“Strong and robust, a picture of perfect health, and possessed of a kind and affectionate disposition, his coming was hailed with delight by the sick, who confided in his professional ability, and by the strong to whom he imparted a share of pleasantry and good humor. He was temperate in all things and never given to the drinking of ardent spirits even at a day when custom almost demanded it. Called once to Circleville to assist in an important surgical operation, as was the invariable custom then amongst surgeons, the decanter was passed to everyone present before the operation was commenced, and as stoutly as he was urged to drink so stoutly did he refuse, until he finally compromised with the gentlemen by taking his first chew of tobacco from which he circumstances he dated a modest habit of chewing, which he maintained through life.
“Indomitable courage and industry were remarkable traits of his character. Whatever he undertook to accomplish he perseveringly pursued with all the energy of a strong nature, and he was generally successful in his undertakings. No storm, no event, nothing ever prevented his regular visitation of patients, and no obstacle could successfully intervene between him and his professional duty. A strongly defined sense of honor and the excellencies of old style manners (now, unhappily, so nearly obsolete in (1875) were features of character that marked him clearly as a courteous gentlemen, to whom acquaintances became friends.”
“Some ten years ago (1865) Dr. Mosgrove was remarked as a hale and hearty gentleman who had preserved himself, and really looked twenty years younger than his actual age. He met with an accident at that time, however, by which one of his limbs was broken, and from that day he began to decline. For the past three years he has been quite feeble, rallying at times sufficiently to go about the city, and even enjoyed himself in intercourse with his friends. He lived an active, steady, and consistent life, and died quietly and peacefully, at his home, Wednesday, March 10, 1875, in his 85th year.
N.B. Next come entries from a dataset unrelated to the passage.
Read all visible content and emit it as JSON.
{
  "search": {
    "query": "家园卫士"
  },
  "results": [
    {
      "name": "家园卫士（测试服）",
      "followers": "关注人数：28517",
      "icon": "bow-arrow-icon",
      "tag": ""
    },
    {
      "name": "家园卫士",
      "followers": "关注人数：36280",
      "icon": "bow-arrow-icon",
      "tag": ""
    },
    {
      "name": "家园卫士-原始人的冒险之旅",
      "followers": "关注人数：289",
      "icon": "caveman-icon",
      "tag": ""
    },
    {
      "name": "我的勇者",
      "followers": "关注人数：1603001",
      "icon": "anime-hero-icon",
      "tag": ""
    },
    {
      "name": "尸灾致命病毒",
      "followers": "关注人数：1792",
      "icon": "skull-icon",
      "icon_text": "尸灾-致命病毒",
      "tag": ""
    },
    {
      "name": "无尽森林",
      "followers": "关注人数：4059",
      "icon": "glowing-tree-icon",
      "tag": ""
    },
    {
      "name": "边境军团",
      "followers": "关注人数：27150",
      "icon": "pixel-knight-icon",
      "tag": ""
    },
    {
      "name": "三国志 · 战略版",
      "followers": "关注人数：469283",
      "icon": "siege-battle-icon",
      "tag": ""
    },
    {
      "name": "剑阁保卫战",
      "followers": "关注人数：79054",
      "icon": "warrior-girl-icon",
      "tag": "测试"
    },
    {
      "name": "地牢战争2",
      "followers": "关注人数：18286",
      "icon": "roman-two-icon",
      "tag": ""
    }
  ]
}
The funeral service was delivered by Rev. J. B. Britton, pastor of the Episcopal Church of this city, of which Dr. Mosgrove has long been a worthy member, and the interment was conducted by the Raper Commandrey, Knights Templar, in the presence of a concourse of his friends, old and young, who had assembled to pay the last tribute of respect and esteem to an old citizen, an honest man, and a worthy gentleman.”
CCPA’s Histsoric Homes and Gardens Tour
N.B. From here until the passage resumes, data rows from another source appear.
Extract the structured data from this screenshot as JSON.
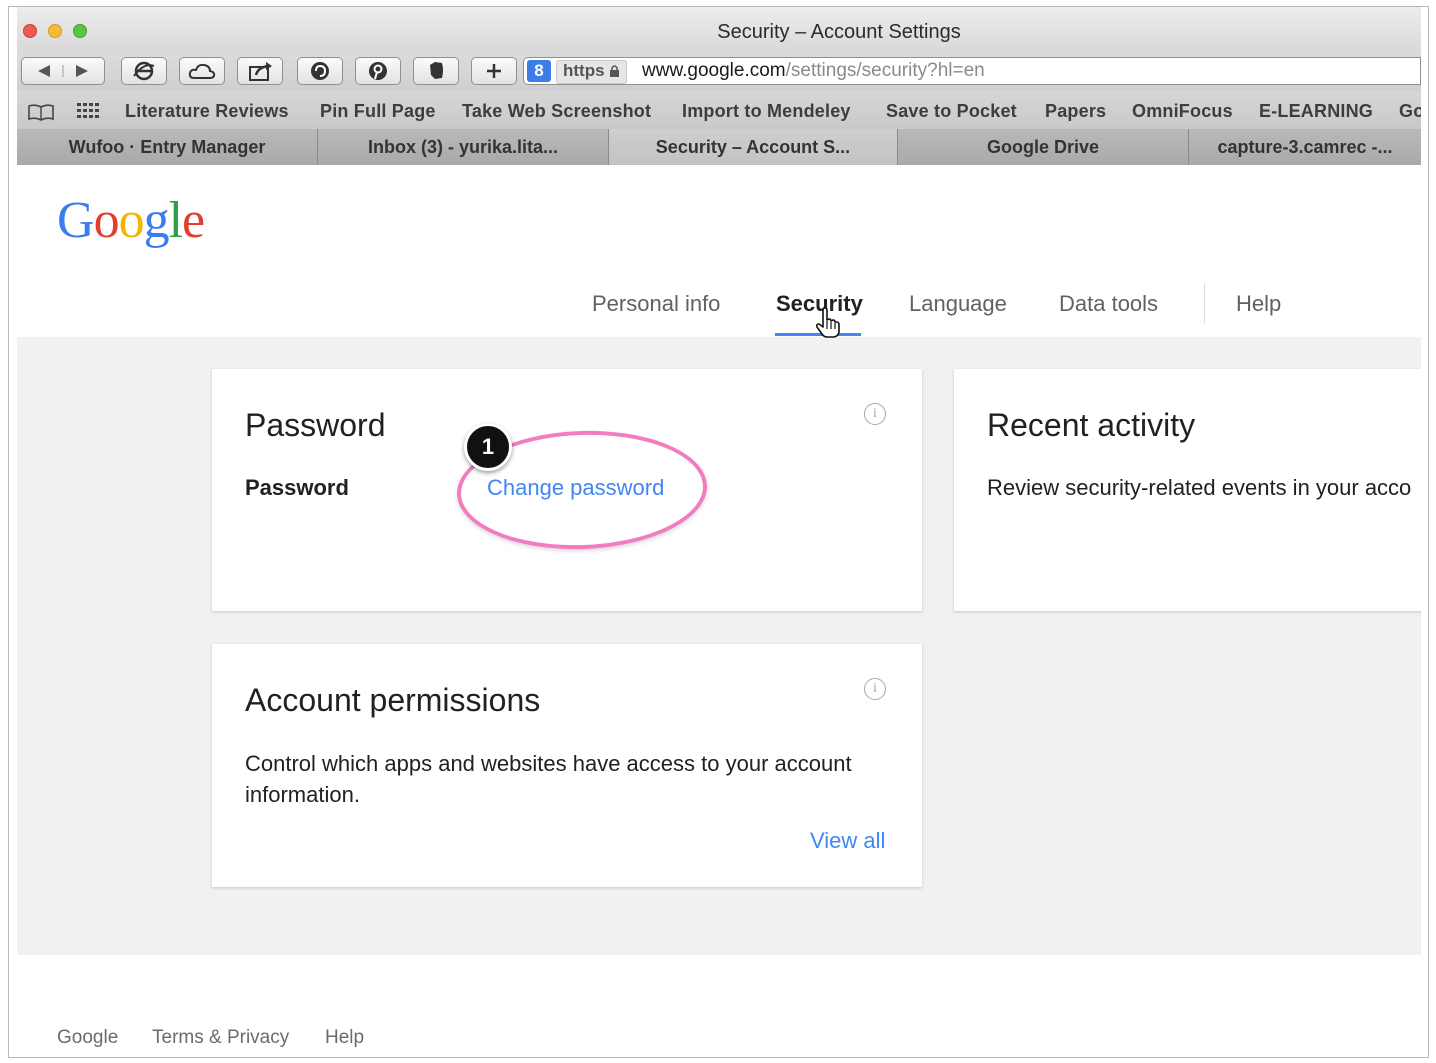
{
  "window": {
    "title": "Security – Account Settings"
  },
  "address": {
    "scheme": "https",
    "domain": "www.google.com",
    "path": "/settings/security?hl=en"
  },
  "bookmarks": [
    "Literature Reviews",
    "Pin Full Page",
    "Take Web Screenshot",
    "Import to Mendeley",
    "Save to Pocket",
    "Papers",
    "OmniFocus",
    "E-LEARNING",
    "Go"
  ],
  "tabs": [
    "Wufoo · Entry Manager",
    "Inbox (3) - yurika.lita...",
    "Security – Account S...",
    "Google Drive",
    "capture-3.camrec -..."
  ],
  "logo": {
    "letters": [
      "G",
      "o",
      "o",
      "g",
      "l",
      "e"
    ],
    "colors": [
      "#3b7ded",
      "#e2402f",
      "#f4b400",
      "#3b7ded",
      "#2c9e4b",
      "#e2402f"
    ]
  },
  "nav": {
    "personal": "Personal info",
    "security": "Security",
    "language": "Language",
    "data_tools": "Data tools",
    "help": "Help"
  },
  "password_card": {
    "title": "Password",
    "label": "Password",
    "link": "Change password",
    "info": "i"
  },
  "activity_card": {
    "title": "Recent activity",
    "text": "Review security-related events in your acco"
  },
  "permissions_card": {
    "title": "Account permissions",
    "text": "Control which apps and websites have access to your account information.",
    "link": "View all",
    "info": "i"
  },
  "footer": {
    "google": "Google",
    "terms": "Terms & Privacy",
    "help": "Help"
  },
  "annotation": {
    "step": "1",
    "color": "#f37bbf"
  }
}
Look for Part II of the Contributions of the Mosgrove Family of Urbana, Ohio as the CCPA prepares for this year’s event-filled tour weekend. Plan on attending his year’s CCPA’s Historic Homes and Gardens Saturday June 25th and Sunday June 26th from 11am to 5 pm each day and learn about how history is being kept alive. Tickets will go on sale at supporting local businesses after June 1. A ticket is good for both days and the tour is never canceled because of rain. If you would like to volunteer to help with the tour or need ticket information, leave a message at 1-800-791-6010 or visit www.urbanahomeandgardentour.com Hope to see you there.
Submitted by the Champaign County Preservation Alliance.